1 Samuel 9:21 Saul replied, “But I’m only from the tribe of Benjamin, the smallest tribe in Israel, and my family is the least important of all the families of that tribe! Why are you talking like this to me?”
Daily D – 1 Samuel 7:12
1 Samuel 7:12 Samuel then took a large stone and placed it between the towns of Mizpah and Jeshanah. He named it Ebenezer (which means “the stone of help”), for he said, “Up to this point the Lord has helped us!”
Daily D – 1 Samuel 3:19
1 Samuel 3:19 As Samuel grew up, the Lord was with him, and everything Samuel said proved to be reliable.
Daily D – Ruth 2:12-13
Ruth 2:12, 13 “May the Lord, the God of Israel, under whose wings you have come to take refuge, reward you fully for what you have done.” “I hope I continue to please you, sir,” she replied. “You have comforted me by speaking so kindly to me, even though I am not one of your workers.”
Daily D – Judges 19:1

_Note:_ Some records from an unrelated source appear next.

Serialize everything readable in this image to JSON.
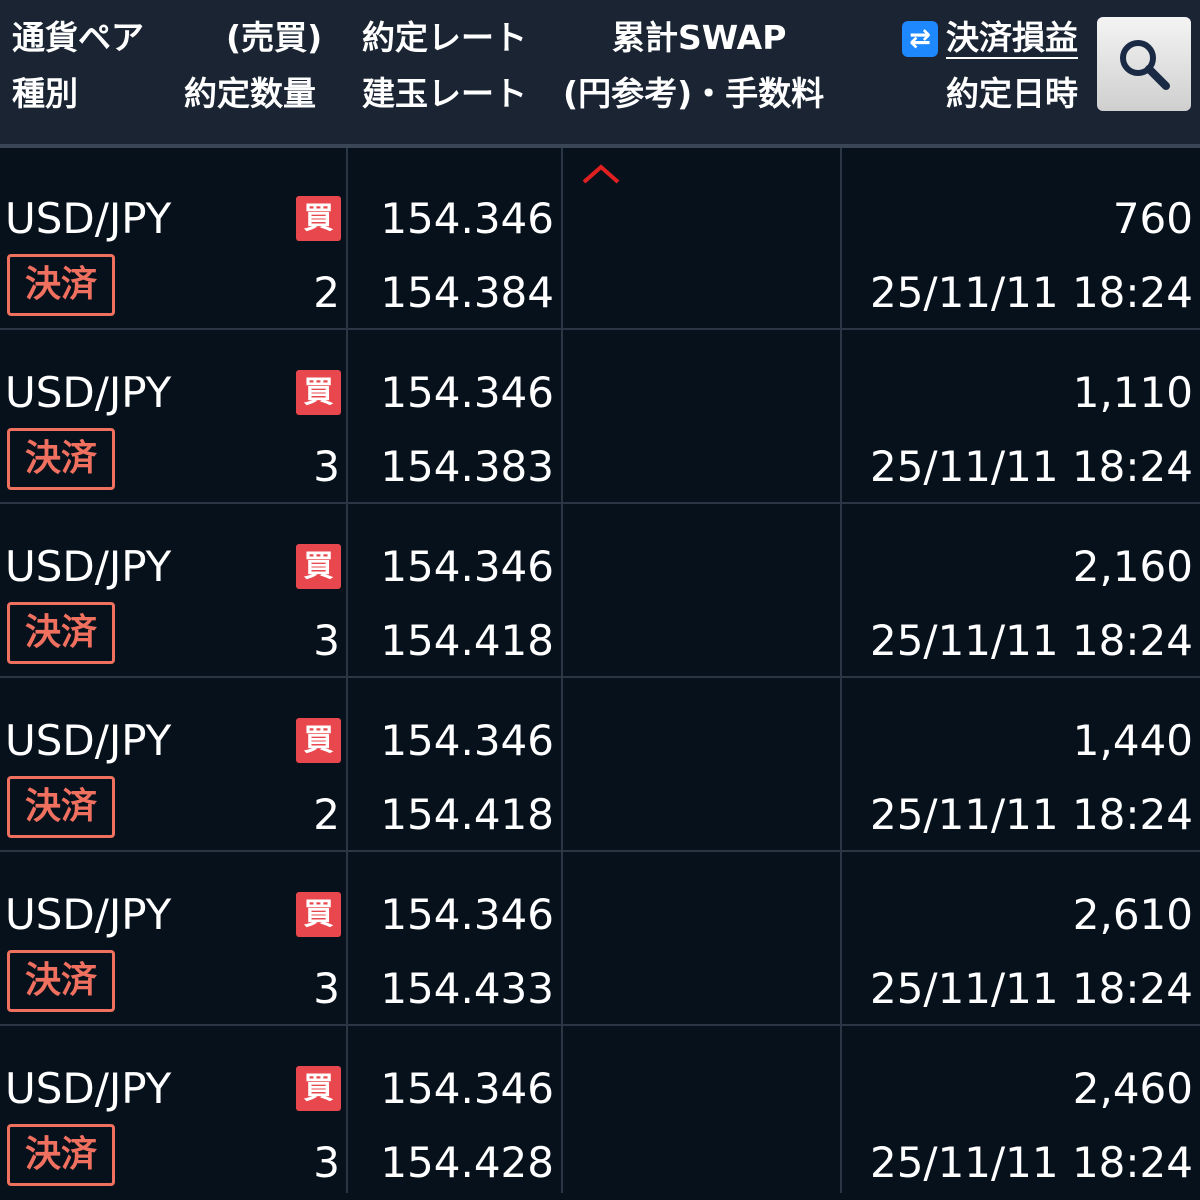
{
  "header": {
    "col1_line1": "通貨ペア",
    "col1_line2": "種別",
    "col2_line1": "(売買)",
    "col2_line2": "約定数量",
    "col3_line1": "約定レート",
    "col3_line2": "建玉レート",
    "col4_line1": "累計SWAP",
    "col4_line2": "(円参考)・手数料",
    "col5_line1": "決済損益",
    "col5_line2": "約定日時",
    "swap_toggle_icon": "swap-arrows-icon",
    "search_icon": "search-icon"
  },
  "colors": {
    "background": "#06111c",
    "header_background": "#1a2433",
    "buy_badge": "#e8484d",
    "settle_border": "#f0705f",
    "sort_caret": "#e02020",
    "toggle_icon": "#1e88ff"
  },
  "rows": [
    {
      "pair": "USD/JPY",
      "side": "買",
      "action": "決済",
      "qty": "2",
      "exec_rate": "154.346",
      "open_rate": "154.384",
      "swap": "",
      "pnl": "760",
      "datetime": "25/11/11 18:24"
    },
    {
      "pair": "USD/JPY",
      "side": "買",
      "action": "決済",
      "qty": "3",
      "exec_rate": "154.346",
      "open_rate": "154.383",
      "swap": "",
      "pnl": "1,110",
      "datetime": "25/11/11 18:24"
    },
    {
      "pair": "USD/JPY",
      "side": "買",
      "action": "決済",
      "qty": "3",
      "exec_rate": "154.346",
      "open_rate": "154.418",
      "swap": "",
      "pnl": "2,160",
      "datetime": "25/11/11 18:24"
    },
    {
      "pair": "USD/JPY",
      "side": "買",
      "action": "決済",
      "qty": "2",
      "exec_rate": "154.346",
      "open_rate": "154.418",
      "swap": "",
      "pnl": "1,440",
      "datetime": "25/11/11 18:24"
    },
    {
      "pair": "USD/JPY",
      "side": "買",
      "action": "決済",
      "qty": "3",
      "exec_rate": "154.346",
      "open_rate": "154.433",
      "swap": "",
      "pnl": "2,610",
      "datetime": "25/11/11 18:24"
    },
    {
      "pair": "USD/JPY",
      "side": "買",
      "action": "決済",
      "qty": "3",
      "exec_rate": "154.346",
      "open_rate": "154.428",
      "swap": "",
      "pnl": "2,460",
      "datetime": "25/11/11 18:24"
    }
  ]
}
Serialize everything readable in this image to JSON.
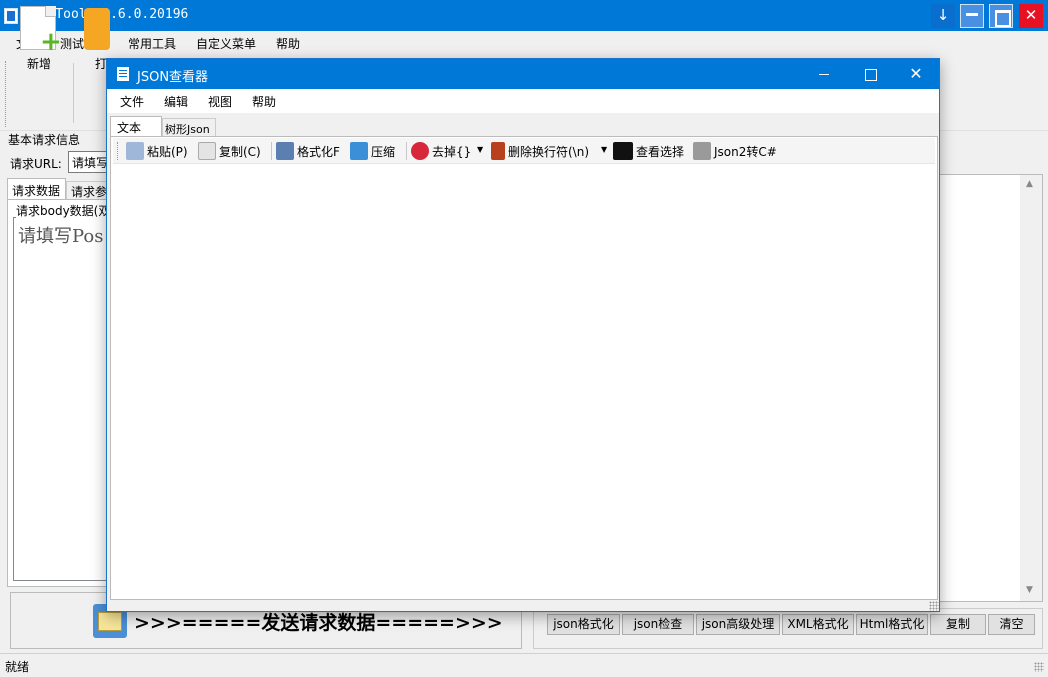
{
  "main_window": {
    "title": "HttpTools 1.6.0.20196",
    "menu": [
      "文件",
      "测试功能",
      "常用工具",
      "自定义菜单",
      "帮助"
    ],
    "toolbar": {
      "new_label": "新增",
      "open_label": "打"
    },
    "basic_info_label": "基本请求信息",
    "url": {
      "label": "请求URL:",
      "value": "请填写"
    },
    "tabs": {
      "request_data": "请求数据",
      "request_params": "请求参"
    },
    "body_group_label": "请求body数据(双",
    "body_placeholder": "请填写Pos",
    "send_label": ">>>=====发送请求数据=====>>>",
    "response_buttons": [
      "json格式化",
      "json检查",
      "json高级处理",
      "XML格式化",
      "Html格式化",
      "复制",
      "清空"
    ],
    "status": "就绪"
  },
  "json_viewer": {
    "title": "JSON查看器",
    "menu": [
      "文件",
      "编辑",
      "视图",
      "帮助"
    ],
    "tabs": {
      "text": "文本",
      "tree": "树形Json"
    },
    "toolbar": {
      "paste": "粘贴(P)",
      "copy": "复制(C)",
      "format": "格式化F",
      "compress": "压缩",
      "remove_braces": "去掉{}",
      "remove_newlines": "删除换行符(\\n)",
      "view_selection": "查看选择",
      "json_to_csharp": "Json2转C#"
    }
  },
  "colors": {
    "titlebar": "#0078d7",
    "close_red": "#e81123"
  }
}
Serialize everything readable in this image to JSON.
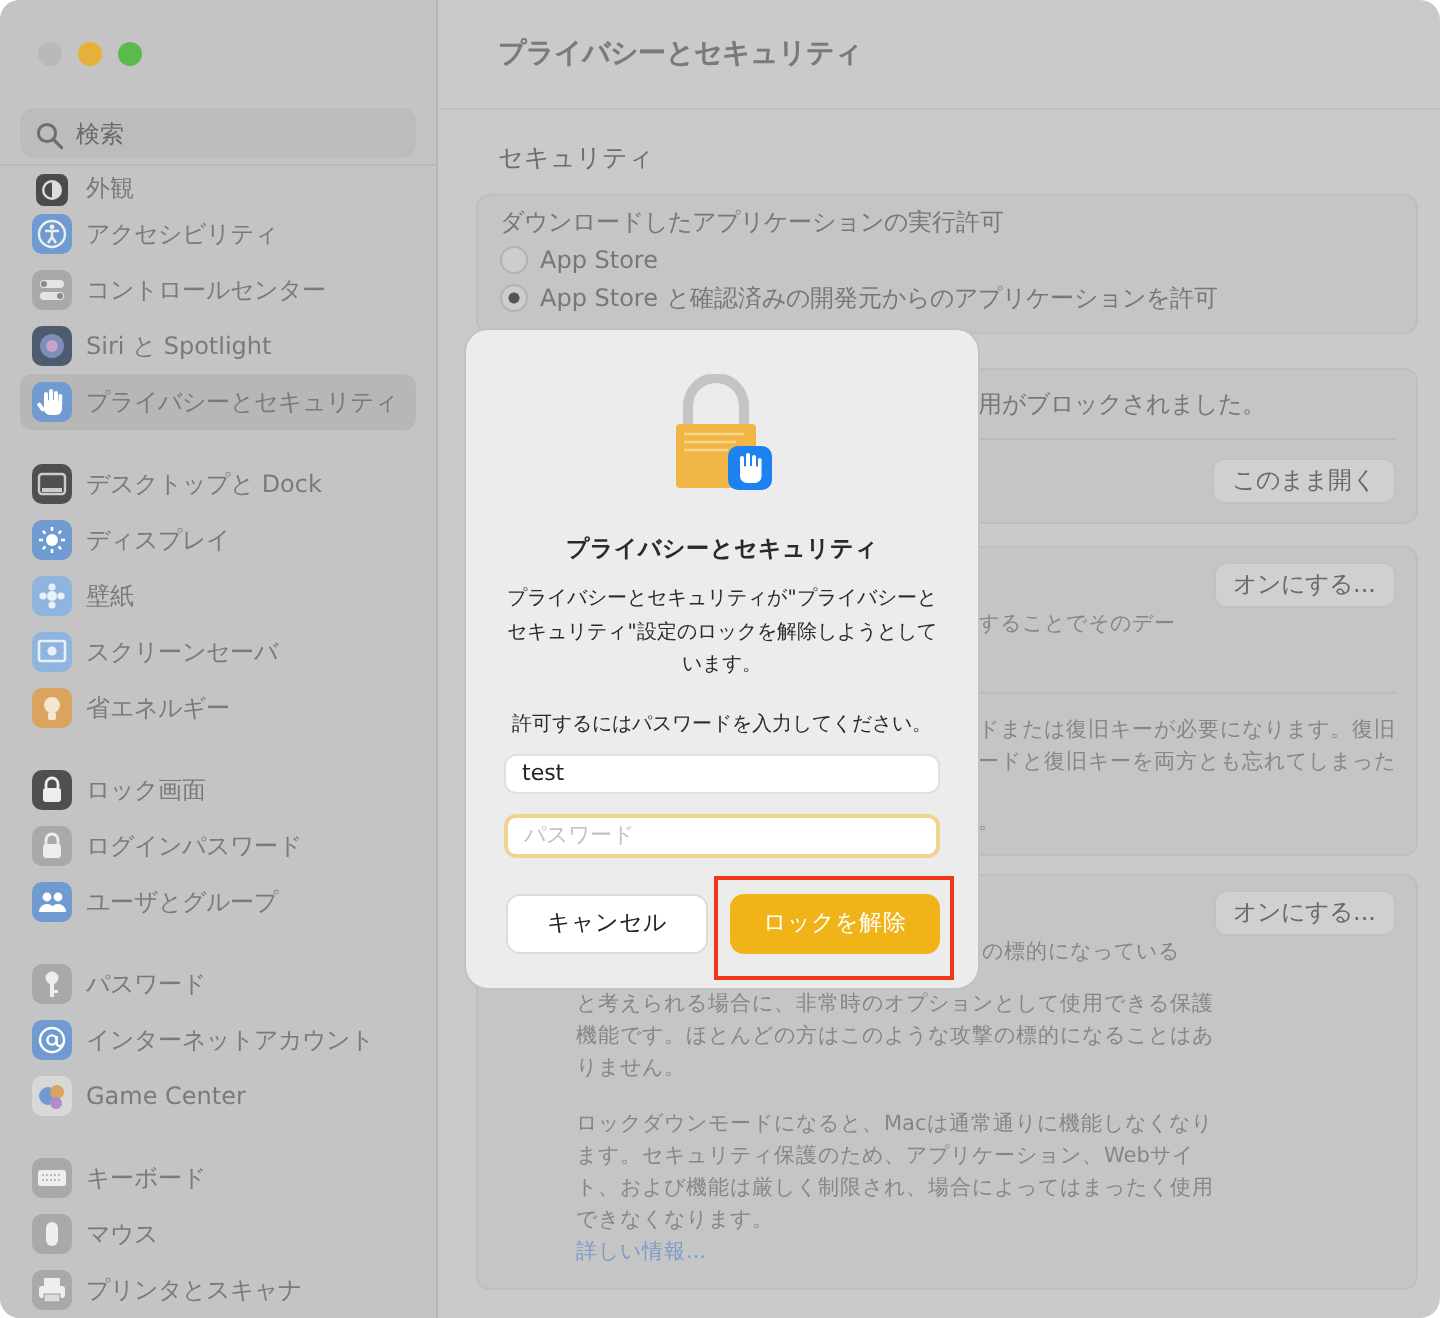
{
  "window": {
    "title": "プライバシーとセキュリティ"
  },
  "sidebar": {
    "search": {
      "placeholder": "検索"
    },
    "groups": [
      [
        {
          "label": "外観",
          "selected": false
        },
        {
          "label": "アクセシビリティ",
          "selected": false
        },
        {
          "label": "コントロールセンター",
          "selected": false
        },
        {
          "label": "Siri と Spotlight",
          "selected": false
        },
        {
          "label": "プライバシーとセキュリティ",
          "selected": true
        }
      ],
      [
        {
          "label": "デスクトップと Dock",
          "selected": false
        },
        {
          "label": "ディスプレイ",
          "selected": false
        },
        {
          "label": "壁紙",
          "selected": false
        },
        {
          "label": "スクリーンセーバ",
          "selected": false
        },
        {
          "label": "省エネルギー",
          "selected": false
        }
      ],
      [
        {
          "label": "ロック画面",
          "selected": false
        },
        {
          "label": "ログインパスワード",
          "selected": false
        },
        {
          "label": "ユーザとグループ",
          "selected": false
        }
      ],
      [
        {
          "label": "パスワード",
          "selected": false
        },
        {
          "label": "インターネットアカウント",
          "selected": false
        },
        {
          "label": "Game Center",
          "selected": false
        }
      ],
      [
        {
          "label": "キーボード",
          "selected": false
        },
        {
          "label": "マウス",
          "selected": false
        },
        {
          "label": "プリンタとスキャナ",
          "selected": false
        }
      ]
    ]
  },
  "content": {
    "section_title": "セキュリティ",
    "download_group": {
      "heading": "ダウンロードしたアプリケーションの実行許可",
      "options": [
        {
          "label": "App Store",
          "selected": false
        },
        {
          "label": "App Store と確認済みの開発元からのアプリケーションを許可",
          "selected": true
        }
      ]
    },
    "blocked_group": {
      "message": "用がブロックされました。",
      "button": "このまま開く"
    },
    "filevault_group": {
      "button": "オンにする...",
      "text_1": "することでそのデー",
      "text_2": [
        "ドまたは復旧キーが必要になります。復旧",
        "ードと復旧キーを両方とも忘れてしまった"
      ],
      "text_3": "。"
    },
    "lockdown_group": {
      "button": "オンにする...",
      "first_line": "の標的になっている",
      "paragraph_1": [
        "と考えられる場合に、非常時のオプションとして使用できる保護",
        "機能です。ほとんどの方はこのような攻撃の標的になることはあ",
        "りません。"
      ],
      "paragraph_2": [
        "ロックダウンモードになると、Macは通常通りに機能しなくなり",
        "ます。セキュリティ保護のため、アプリケーション、Webサイ",
        "ト、および機能は厳しく制限され、場合によってはまったく使用",
        "できなくなります。"
      ],
      "link": "詳しい情報..."
    }
  },
  "dialog": {
    "title": "プライバシーとセキュリティ",
    "message": "プライバシーとセキュリティが\"プライバシーとセキュリティ\"設定のロックを解除しようとしています。",
    "prompt": "許可するにはパスワードを入力してください。",
    "username": {
      "value": "test"
    },
    "password": {
      "placeholder": "パスワード"
    },
    "buttons": [
      {
        "label": "キャンセル",
        "kind": "secondary"
      },
      {
        "label": "ロックを解除",
        "kind": "primary"
      }
    ]
  }
}
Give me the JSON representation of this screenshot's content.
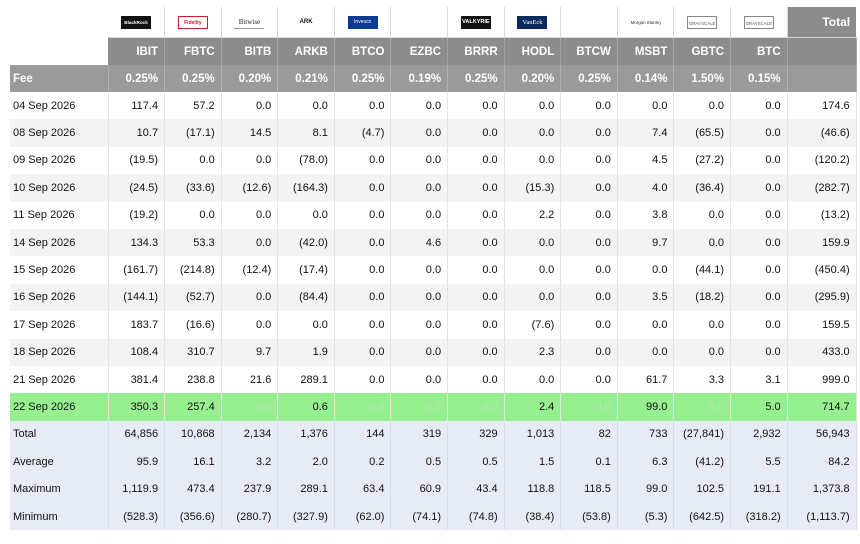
{
  "header": {
    "total_label": "Total",
    "fee_label": "Fee",
    "logos": [
      {
        "icon": "blackrock-logo",
        "text": "BlackRock"
      },
      {
        "icon": "fidelity-logo",
        "text": "Fidelity"
      },
      {
        "icon": "bitwise-logo",
        "text": "Bitwise"
      },
      {
        "icon": "ark-logo",
        "text": "ARK"
      },
      {
        "icon": "invesco-logo",
        "text": "Invesco"
      },
      {
        "icon": "franklin-logo",
        "text": ""
      },
      {
        "icon": "valkyrie-logo",
        "text": "VALKYRIE"
      },
      {
        "icon": "vaneck-logo",
        "text": "VanEck"
      },
      {
        "icon": "wisdomtree-logo",
        "text": ""
      },
      {
        "icon": "morgan-stanley-logo",
        "text": "Morgan Stanley"
      },
      {
        "icon": "grayscale-logo",
        "text": "GRAYSCALE"
      },
      {
        "icon": "grayscale-mini-logo",
        "text": "GRAYSCALE"
      }
    ],
    "tickers": [
      "IBIT",
      "FBTC",
      "BITB",
      "ARKB",
      "BTCO",
      "EZBC",
      "BRRR",
      "HODL",
      "BTCW",
      "MSBT",
      "GBTC",
      "BTC"
    ],
    "fees": [
      "0.25%",
      "0.25%",
      "0.20%",
      "0.21%",
      "0.25%",
      "0.19%",
      "0.25%",
      "0.20%",
      "0.25%",
      "0.14%",
      "1.50%",
      "0.15%"
    ]
  },
  "rows": [
    {
      "date": "04 Sep 2026",
      "values": [
        "117.4",
        "57.2",
        "0.0",
        "0.0",
        "0.0",
        "0.0",
        "0.0",
        "0.0",
        "0.0",
        "0.0",
        "0.0",
        "0.0"
      ],
      "total": "174.6"
    },
    {
      "date": "08 Sep 2026",
      "values": [
        "10.7",
        "(17.1)",
        "14.5",
        "8.1",
        "(4.7)",
        "0.0",
        "0.0",
        "0.0",
        "0.0",
        "7.4",
        "(65.5)",
        "0.0"
      ],
      "total": "(46.6)"
    },
    {
      "date": "09 Sep 2026",
      "values": [
        "(19.5)",
        "0.0",
        "0.0",
        "(78.0)",
        "0.0",
        "0.0",
        "0.0",
        "0.0",
        "0.0",
        "4.5",
        "(27.2)",
        "0.0"
      ],
      "total": "(120.2)"
    },
    {
      "date": "10 Sep 2026",
      "values": [
        "(24.5)",
        "(33.6)",
        "(12.6)",
        "(164.3)",
        "0.0",
        "0.0",
        "0.0",
        "(15.3)",
        "0.0",
        "4.0",
        "(36.4)",
        "0.0"
      ],
      "total": "(282.7)"
    },
    {
      "date": "11 Sep 2026",
      "values": [
        "(19.2)",
        "0.0",
        "0.0",
        "0.0",
        "0.0",
        "0.0",
        "0.0",
        "2.2",
        "0.0",
        "3.8",
        "0.0",
        "0.0"
      ],
      "total": "(13.2)"
    },
    {
      "date": "14 Sep 2026",
      "values": [
        "134.3",
        "53.3",
        "0.0",
        "(42.0)",
        "0.0",
        "4.6",
        "0.0",
        "0.0",
        "0.0",
        "9.7",
        "0.0",
        "0.0"
      ],
      "total": "159.9"
    },
    {
      "date": "15 Sep 2026",
      "values": [
        "(161.7)",
        "(214.8)",
        "(12.4)",
        "(17.4)",
        "0.0",
        "0.0",
        "0.0",
        "0.0",
        "0.0",
        "0.0",
        "(44.1)",
        "0.0"
      ],
      "total": "(450.4)"
    },
    {
      "date": "16 Sep 2026",
      "values": [
        "(144.1)",
        "(52.7)",
        "0.0",
        "(84.4)",
        "0.0",
        "0.0",
        "0.0",
        "0.0",
        "0.0",
        "3.5",
        "(18.2)",
        "0.0"
      ],
      "total": "(295.9)"
    },
    {
      "date": "17 Sep 2026",
      "values": [
        "183.7",
        "(16.6)",
        "0.0",
        "0.0",
        "0.0",
        "0.0",
        "0.0",
        "(7.6)",
        "0.0",
        "0.0",
        "0.0",
        "0.0"
      ],
      "total": "159.5"
    },
    {
      "date": "18 Sep 2026",
      "values": [
        "108.4",
        "310.7",
        "9.7",
        "1.9",
        "0.0",
        "0.0",
        "0.0",
        "2.3",
        "0.0",
        "0.0",
        "0.0",
        "0.0"
      ],
      "total": "433.0"
    },
    {
      "date": "21 Sep 2026",
      "values": [
        "381.4",
        "238.8",
        "21.6",
        "289.1",
        "0.0",
        "0.0",
        "0.0",
        "0.0",
        "0.0",
        "61.7",
        "3.3",
        "3.1"
      ],
      "total": "999.0"
    },
    {
      "date": "22 Sep 2026",
      "values": [
        "350.3",
        "257.4",
        "0.0",
        "0.6",
        "0.0",
        "0.0",
        "0.0",
        "2.4",
        "0.0",
        "99.0",
        "0.0",
        "5.0"
      ],
      "total": "714.7",
      "highlight": true
    }
  ],
  "stats": [
    {
      "label": "Total",
      "values": [
        "64,856",
        "10,868",
        "2,134",
        "1,376",
        "144",
        "319",
        "329",
        "1,013",
        "82",
        "733",
        "(27,841)",
        "2,932"
      ],
      "total": "56,943"
    },
    {
      "label": "Average",
      "values": [
        "95.9",
        "16.1",
        "3.2",
        "2.0",
        "0.2",
        "0.5",
        "0.5",
        "1.5",
        "0.1",
        "6.3",
        "(41.2)",
        "5.5"
      ],
      "total": "84.2"
    },
    {
      "label": "Maximum",
      "values": [
        "1,119.9",
        "473.4",
        "237.9",
        "289.1",
        "63.4",
        "60.9",
        "43.4",
        "118.8",
        "118.5",
        "99.0",
        "102.5",
        "191.1"
      ],
      "total": "1,373.8"
    },
    {
      "label": "Minimum",
      "values": [
        "(528.3)",
        "(356.6)",
        "(280.7)",
        "(327.9)",
        "(62.0)",
        "(74.1)",
        "(74.8)",
        "(38.4)",
        "(53.8)",
        "(5.3)",
        "(642.5)",
        "(318.2)"
      ],
      "total": "(1,113.7)"
    }
  ],
  "colors": {
    "header_bg": "#8c8c8c",
    "fee_bg": "#9a9a9a",
    "negative": "#d9262c",
    "zero": "#c6c6c6",
    "highlight_row": "#97f08f",
    "stats_bg": "#e6ebf6",
    "alt_row": "#f3f3f3"
  }
}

Judges 19:1 Now in those days Israel had no king. There was a man from the tribe of Levi living in a remote area of the hill country of Ephraim. One day he brought home a woman from Bethlehem in Judah to be his concubine.